In my 79 years, I can only remember one other such scary time and that was in the late ‘40s & early ‘50s when there was a polio scare. They had a drive called “The March of Dimes”, started in 1938 and interrupted by WWII. We would get a “March of Dimes” card when Mom and Dad would go to Grundy, about 15 miles away, to buy groceries on Saturday. That small town was always bustling on the weekend and I loved that trip. It had three movie theaters, so entertainment was always at hand. There was a pool hall underneath one of the barbershops, and of course, my Dad’s favorite place to go was the local ABC (whiskey store). He would avoid alcohol all week long, but when the weekends came all bets were off. I lose focus easily, so back to the March of Dimes. We would get a card that had about 10 slots for dimes and my brother and I would do chores all week to fill our card and turn it in on our trip to town the next Saturday. I remember my mother being scared of Polio, so that made my brother and I scared as well. For some unknown reason, my Dad never, ever, showed fear. I always admired that about him. He wasn’t a big man, standing about 5’7”, but he wasn’t afraid of anything. I mean anything! In hindsight, I think all young boys strive to be that kinda guy. Children seem to follow the lead of their parents. In 1954, Dr. Jonas Salk, a young scientist at the University of Pittsburg, developed a vaccine and it was tested on almost 2 million schoolchildren. On April 12th, 1955, it was approved as “safe, effective, and potent”. Thereafter, Polio was practically wiped from the face of the earth. I was 14 years old at that time and I remember the collective sigh amongst the adults in my world. In 1958, The March of Dimes changed their focus to the prevention of birth defects and that focus prevails today. I firmly believe we will conquer this marauding foe, but we have to be careful and not “cry uncle” too early. Bill Mauldin said, “To a soldier in a hole, nothing is bigger or more vital to him than the war which is going on in the immediate vicinity of his hole. If nothing is happening to him and he is able to relax that day, then it is a good war, no matter what is going on elsewhere.” Ahh, but we know we cannot relax in this war

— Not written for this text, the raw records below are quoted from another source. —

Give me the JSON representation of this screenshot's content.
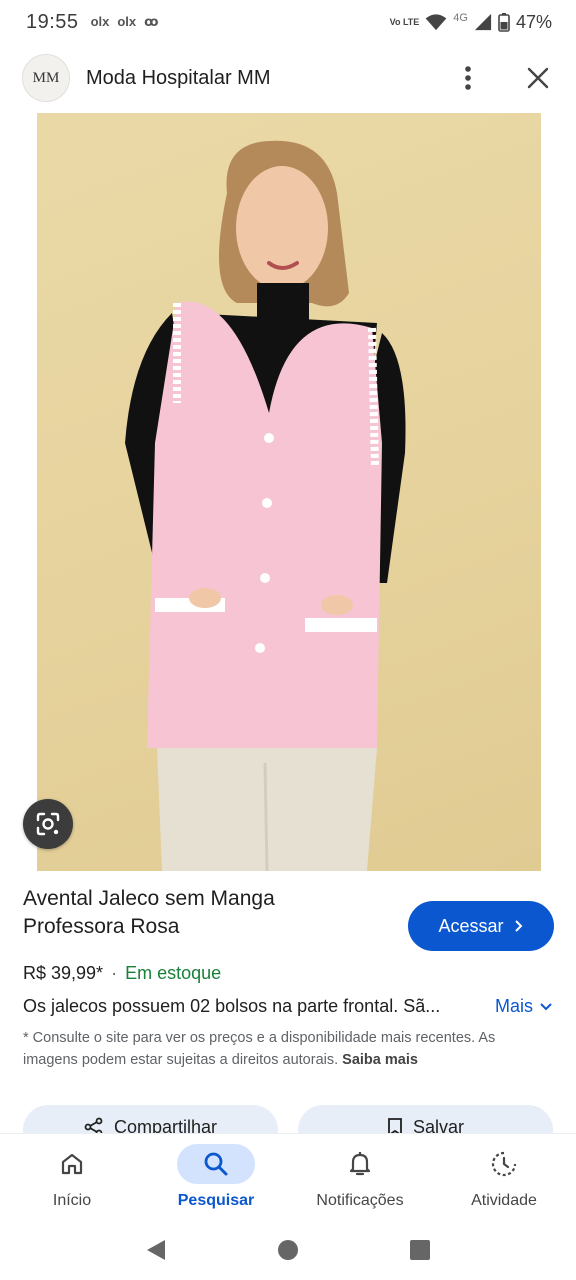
{
  "status_bar": {
    "time": "19:55",
    "apps": [
      "olx",
      "olx",
      "ꝏ"
    ],
    "volte": "Vo LTE",
    "network": "4G",
    "battery": "47%"
  },
  "header": {
    "logo_text": "MM",
    "title": "Moda Hospitalar MM"
  },
  "product": {
    "title": "Avental Jaleco sem Manga Professora Rosa",
    "visit_label": "Acessar",
    "price": "R$ 39,99*",
    "separator": "·",
    "stock": "Em estoque",
    "description": "Os jalecos possuem 02 bolsos na parte frontal. Sã...",
    "more_label": "Mais",
    "disclaimer": "* Consulte o site para ver os preços e a disponibilidade mais recentes. As imagens podem estar sujeitas a direitos autorais.",
    "disclaimer_link": "Saiba mais"
  },
  "actions": {
    "share_label": "Compartilhar",
    "save_label": "Salvar"
  },
  "bottom_nav": [
    {
      "label": "Início",
      "icon": "home-icon",
      "active": false
    },
    {
      "label": "Pesquisar",
      "icon": "search-icon",
      "active": true
    },
    {
      "label": "Notificações",
      "icon": "bell-icon",
      "active": false
    },
    {
      "label": "Atividade",
      "icon": "activity-icon",
      "active": false
    }
  ],
  "colors": {
    "accent": "#0b57d0",
    "stock": "#188038",
    "image_background": "#e6d29c",
    "garment": "#f6c4d2"
  }
}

Frank Shortt says:
Tommy, I enjoyed all your articles. Your “Jonas Salk” mention brought back a lot of memories of that polio epidemic. We could not get near the creek, or drink from any mountain stream. Our mothers did a big job back then keeping us safe from harm